I tape a red telephone to its ear so that the fetus appears to be speaking to someone.
“Write about a time when you were forced to do something you didn’t want to.”
The man from the dairy, dick in both hands, like it’s a bottle of champagne.
I follow a nurse into a room lined with cots, wearing paper-blue slippers.
The doctor: “Want to know what it is?”
“Look into the picture, see yourself before any of this happened.”
I dream, I tell Marcos, of combat; weapons, when I reach down, appear.
I Jet Ski over pudding, cross a river of chocolate cake, order pizza on the moon.
A car window rolls down: “Sabes hablar español?”
“One day you’ll think of men and it will be like looking at a gray wall.”
Doesn’t “embarrassed” sound like “embarazada” in Spanish?
The phone rings, it’s the devil—I forgot to tie up the dog.
Overheard in Mexico: “What’s a girl with seven brothers?”
On General Hospital, Luke raped Laura, then they fell in love.
Inside the trunk of the Impala, clubs and maces.

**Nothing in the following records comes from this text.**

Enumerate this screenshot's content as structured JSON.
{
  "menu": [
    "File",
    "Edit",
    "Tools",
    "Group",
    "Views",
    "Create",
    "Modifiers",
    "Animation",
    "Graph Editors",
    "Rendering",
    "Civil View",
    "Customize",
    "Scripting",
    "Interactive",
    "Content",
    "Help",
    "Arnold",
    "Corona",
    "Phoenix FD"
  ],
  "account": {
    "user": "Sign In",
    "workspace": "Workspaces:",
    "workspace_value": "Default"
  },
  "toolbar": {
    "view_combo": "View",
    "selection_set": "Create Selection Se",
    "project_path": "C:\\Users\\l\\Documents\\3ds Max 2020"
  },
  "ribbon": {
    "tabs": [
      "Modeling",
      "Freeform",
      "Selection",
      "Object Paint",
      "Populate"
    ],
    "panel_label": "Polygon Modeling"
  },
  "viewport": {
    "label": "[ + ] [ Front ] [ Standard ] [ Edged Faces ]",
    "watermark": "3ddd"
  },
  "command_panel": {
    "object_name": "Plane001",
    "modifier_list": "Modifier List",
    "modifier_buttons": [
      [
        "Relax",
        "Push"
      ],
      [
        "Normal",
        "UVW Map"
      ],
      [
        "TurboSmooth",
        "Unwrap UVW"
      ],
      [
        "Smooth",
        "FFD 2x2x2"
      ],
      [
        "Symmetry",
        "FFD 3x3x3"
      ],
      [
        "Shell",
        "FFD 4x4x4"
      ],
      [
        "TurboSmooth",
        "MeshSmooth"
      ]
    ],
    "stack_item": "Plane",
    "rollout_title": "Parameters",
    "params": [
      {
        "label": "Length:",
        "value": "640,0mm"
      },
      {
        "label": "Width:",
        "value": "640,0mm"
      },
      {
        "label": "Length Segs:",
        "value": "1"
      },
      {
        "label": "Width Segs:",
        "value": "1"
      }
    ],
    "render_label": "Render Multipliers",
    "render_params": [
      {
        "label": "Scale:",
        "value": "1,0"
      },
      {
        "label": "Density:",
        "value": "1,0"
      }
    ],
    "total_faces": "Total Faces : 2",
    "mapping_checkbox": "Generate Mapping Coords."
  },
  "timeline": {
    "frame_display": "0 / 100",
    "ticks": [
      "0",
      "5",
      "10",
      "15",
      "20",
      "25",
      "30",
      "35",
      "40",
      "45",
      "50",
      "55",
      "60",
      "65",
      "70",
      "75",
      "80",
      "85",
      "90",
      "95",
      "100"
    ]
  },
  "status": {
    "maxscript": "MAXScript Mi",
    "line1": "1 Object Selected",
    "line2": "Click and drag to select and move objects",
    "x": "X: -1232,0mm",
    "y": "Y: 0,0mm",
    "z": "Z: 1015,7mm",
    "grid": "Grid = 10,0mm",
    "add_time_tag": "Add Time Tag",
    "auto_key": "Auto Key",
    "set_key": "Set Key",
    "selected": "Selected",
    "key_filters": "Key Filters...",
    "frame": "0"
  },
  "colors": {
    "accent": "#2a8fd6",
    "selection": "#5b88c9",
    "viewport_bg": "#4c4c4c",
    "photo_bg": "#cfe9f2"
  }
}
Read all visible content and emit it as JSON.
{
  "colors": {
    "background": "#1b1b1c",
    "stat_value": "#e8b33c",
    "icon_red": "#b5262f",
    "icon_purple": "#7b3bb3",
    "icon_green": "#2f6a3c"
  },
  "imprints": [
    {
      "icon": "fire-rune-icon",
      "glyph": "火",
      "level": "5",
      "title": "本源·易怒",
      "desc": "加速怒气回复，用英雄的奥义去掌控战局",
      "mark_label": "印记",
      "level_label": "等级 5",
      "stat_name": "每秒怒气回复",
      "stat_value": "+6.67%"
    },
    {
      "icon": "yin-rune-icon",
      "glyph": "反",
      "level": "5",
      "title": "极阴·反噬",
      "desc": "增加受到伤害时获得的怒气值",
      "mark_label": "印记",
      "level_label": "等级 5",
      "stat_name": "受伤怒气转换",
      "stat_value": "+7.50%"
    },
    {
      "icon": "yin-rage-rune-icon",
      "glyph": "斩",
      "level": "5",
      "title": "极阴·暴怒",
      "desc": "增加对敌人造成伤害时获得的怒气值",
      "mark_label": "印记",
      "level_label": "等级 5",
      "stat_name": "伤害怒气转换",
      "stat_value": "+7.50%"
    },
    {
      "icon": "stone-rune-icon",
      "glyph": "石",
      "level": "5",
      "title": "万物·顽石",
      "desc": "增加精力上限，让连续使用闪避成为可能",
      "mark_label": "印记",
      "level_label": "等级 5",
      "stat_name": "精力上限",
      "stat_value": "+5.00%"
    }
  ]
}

I’m in the car kissing a boy below a streetlamp vibrating with moths.
I pretend to lie in sand, be part ocean, dust from a candy cigarette.
Spanish feels like eating roses sprinkled with lime; English, peeling potatoes, barefoot.
A wedding party on the church steps; Dad, passing, honks: “Suckers!”
Grandpa, putting money in my hands: “Ride that bike like the wind.”
“When you see yourself is there an observer?”
A boyfriend: “You blacked out and we had sex to calm you down.”
“Your pussy’s like a clamshell it closes like a purse.”
I rode through the stars, through streets where the wind talked to everyone.
Savage birds called out and I looked up and listened.
Diana Marie Delgado grew up in Southern California. A recipient of a 2017 NEA poetry fellowship, she attended Columbia University and lives in Brooklyn.